SALT LAKE CITY — Tears filled the eyes of Sister Rosemary M. Wixom as the LDS Church's Primary general president delivered a $100,000 check Tuesday to make it easier for children to speak up after they've been abused.
"We've all been touched by what we've seen here," she said after she and 10 other auxiliary leaders of The Church of Jesus Christ of Latter-day Saints joined Utah Attorney General Sean Reyes and Salt Lake County District Attorney Sim Gill on a tour of the Avenues Children's Justice Center in Salt Lake City Tuesday.
"The church takes this matter very seriously," said Sister Wixom, who for five years has led the church auxiliary that serves 1.1 million LDS children around the world. "We all love children, and we have to do everything we can to help the child that may be suffering."
Utah's 22 children's justice centers provide child-friendly atmospheres for children when they are interviewed by investigators and caseworkers regarding alleged abuse. The center also provides referrals for support services for children and their parents or guardians.
Children's Justice Center program director Susanne Mitchell and program manager Jodi Fait conducted the tour. They shared a scenario of a 10-year-old girl sexually abused by an older male cousin to walk the tour group through the steps of a child's visit to the center with one of her parents.
The idea, Mitchell said, was to show how the center can help a child move from fear and anxiety to hope.
The fictional girl played with toys in the front room, then she and her parent got a tour of the facility. After paperwork, the child got to choose which of three interview rooms she preferred.
About 70 percent to 80 percent of children open up to investigators because of their training in forensic interviews. The interviews are videotaped. Children who aren't ready to share their story receive referrals for therapy, and when they are ready, they return to the center.

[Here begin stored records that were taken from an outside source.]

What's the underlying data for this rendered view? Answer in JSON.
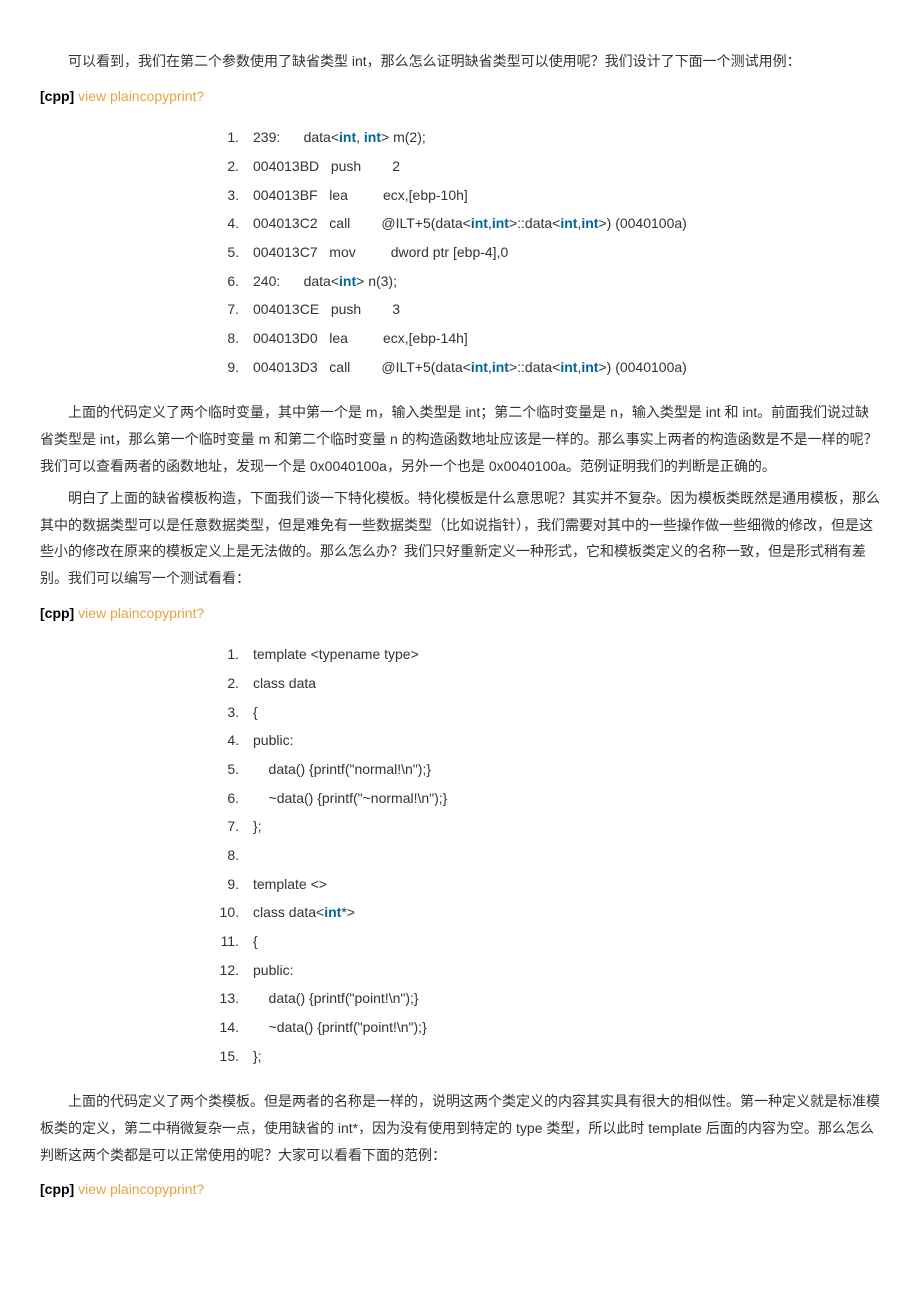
{
  "paras": {
    "p1": "可以看到，我们在第二个参数使用了缺省类型 int，那么怎么证明缺省类型可以使用呢？我们设计了下面一个测试用例：",
    "p2": "上面的代码定义了两个临时变量，其中第一个是 m，输入类型是 int；第二个临时变量是 n，输入类型是 int 和 int。前面我们说过缺省类型是 int，那么第一个临时变量 m 和第二个临时变量 n 的构造函数地址应该是一样的。那么事实上两者的构造函数是不是一样的呢？我们可以查看两者的函数地址，发现一个是 0x0040100a，另外一个也是 0x0040100a。范例证明我们的判断是正确的。",
    "p3": "明白了上面的缺省模板构造，下面我们谈一下特化模板。特化模板是什么意思呢？其实并不复杂。因为模板类既然是通用模板，那么其中的数据类型可以是任意数据类型，但是难免有一些数据类型（比如说指针），我们需要对其中的一些操作做一些细微的修改，但是这些小的修改在原来的模板定义上是无法做的。那么怎么办？我们只好重新定义一种形式，它和模板类定义的名称一致，但是形式稍有差别。我们可以编写一个测试看看：",
    "p4": "上面的代码定义了两个类模板。但是两者的名称是一样的，说明这两个类定义的内容其实具有很大的相似性。第一种定义就是标准模板类的定义，第二中稍微复杂一点，使用缺省的 int*，因为没有使用到特定的 type 类型，所以此时 template 后面的内容为空。那么怎么判断这两个类都是可以正常使用的呢？大家可以看看下面的范例："
  },
  "labels": {
    "cpp": "[cpp]",
    "view": "view plain",
    "copy": "copy",
    "print": "print",
    "q": "?"
  },
  "code1": [
    {
      "n": "1.",
      "pre": "239:      data<",
      "k1": "int",
      "mid": ", ",
      "k2": "int",
      "post": "> m(2);  "
    },
    {
      "n": "2.",
      "pre": "004013BD   push        2  ",
      "k1": "",
      "mid": "",
      "k2": "",
      "post": ""
    },
    {
      "n": "3.",
      "pre": "004013BF   lea         ecx,[ebp-10h]  ",
      "k1": "",
      "mid": "",
      "k2": "",
      "post": ""
    },
    {
      "n": "4.",
      "pre": "004013C2   call        @ILT+5(data<",
      "k1": "int",
      "mid": ",",
      "k2": "int",
      "post": ""
    },
    {
      "n": "5.",
      "pre": "004013C7   mov         dword ptr [ebp-4],0  ",
      "k1": "",
      "mid": "",
      "k2": "",
      "post": ""
    },
    {
      "n": "6.",
      "pre": "240:      data<",
      "k1": "int",
      "mid": "",
      "k2": "",
      "post": "> n(3);  "
    },
    {
      "n": "7.",
      "pre": "004013CE   push        3  ",
      "k1": "",
      "mid": "",
      "k2": "",
      "post": ""
    },
    {
      "n": "8.",
      "pre": "004013D0   lea         ecx,[ebp-14h]  ",
      "k1": "",
      "mid": "",
      "k2": "",
      "post": ""
    },
    {
      "n": "9.",
      "pre": "004013D3   call        @ILT+5(data<",
      "k1": "int",
      "mid": ",",
      "k2": "int",
      "post": ""
    }
  ],
  "code1_tail": {
    "a": ">::data<",
    "b": ">) (0040100a)  "
  },
  "code2": [
    {
      "n": "1.",
      "t": "template <typename type>  "
    },
    {
      "n": "2.",
      "t": "class data  "
    },
    {
      "n": "3.",
      "t": "{  "
    },
    {
      "n": "4.",
      "t": "public:  "
    },
    {
      "n": "5.",
      "t": "    data() {printf(\"normal!\\n\");}  "
    },
    {
      "n": "6.",
      "t": "    ~data() {printf(\"~normal!\\n\");}  "
    },
    {
      "n": "7.",
      "t": "};  "
    },
    {
      "n": "8.",
      "t": "  "
    },
    {
      "n": "9.",
      "t": "template <>  "
    },
    {
      "n": "10.",
      "t": "class data<",
      "k": "int",
      "t2": "*>  "
    },
    {
      "n": "11.",
      "t": "{  "
    },
    {
      "n": "12.",
      "t": "public:  "
    },
    {
      "n": "13.",
      "t": "    data() {printf(\"point!\\n\");}  "
    },
    {
      "n": "14.",
      "t": "    ~data() {printf(\"point!\\n\");}  "
    },
    {
      "n": "15.",
      "t": "};  "
    }
  ]
}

The Avenues Children's Justice Center has been located in a home in Salt Lake City's Avenues neighborhood since 1991. Utah's children's justice centers saw 5,500 child victims last year. Parents and siblings are considered secondary victims. Including them, the centers helped about 13,000 people in 2014.
A website, onewithcourageutah.org, has a flowchart that walks parents through the process of what happens at the centers.
Reyes and Gill expressed appreciation for what Mitchell called the church's "extraordinary" donation.
"The significance of your presence here is incredible," Gill said to the LDS leaders. "Your taking an interest speaks volumes."
Other LDS leaders on the tour included Sister Wixom's counselors, Sister Cheryl A. Esplin and Sister Mary R. Durham; Presiding Bishop Gary E. Stevenson and Elder Gary B. Porter, an area Seventy and secretary to the Presiding Bishopric; the Young Women general presidency of Sister Bonnie L. Oscarson, Sister Carol F. McConkie and Sister Neill F. Marriott; Brother M. Joseph Brough, second counselor in the Young Men general presidency; Sister Linda S. Reeves, a counselor in the Relief Society general presidency; and Brother Tad R. Callister, the Sunday School general president.
Bishop Stevenson said the church funds came from the humanitarian offerings of Latter-day Saints around the world.
"As we consider the most fundamental social responsibilities, nothing surpasses protecting our children and preserving their innocence," he said. "This issue cuts across politics, across ethnicity and across religion. It's really the highest priority at The Church of Jesus Christ of Latter-day Saints."
As she left the center after Tuesday's tour, Sister Wixom said she felt honored just to carry the envelope with the check.
"I felt the spirit in that home," she said. "It was a spirit of love, purpose and caring."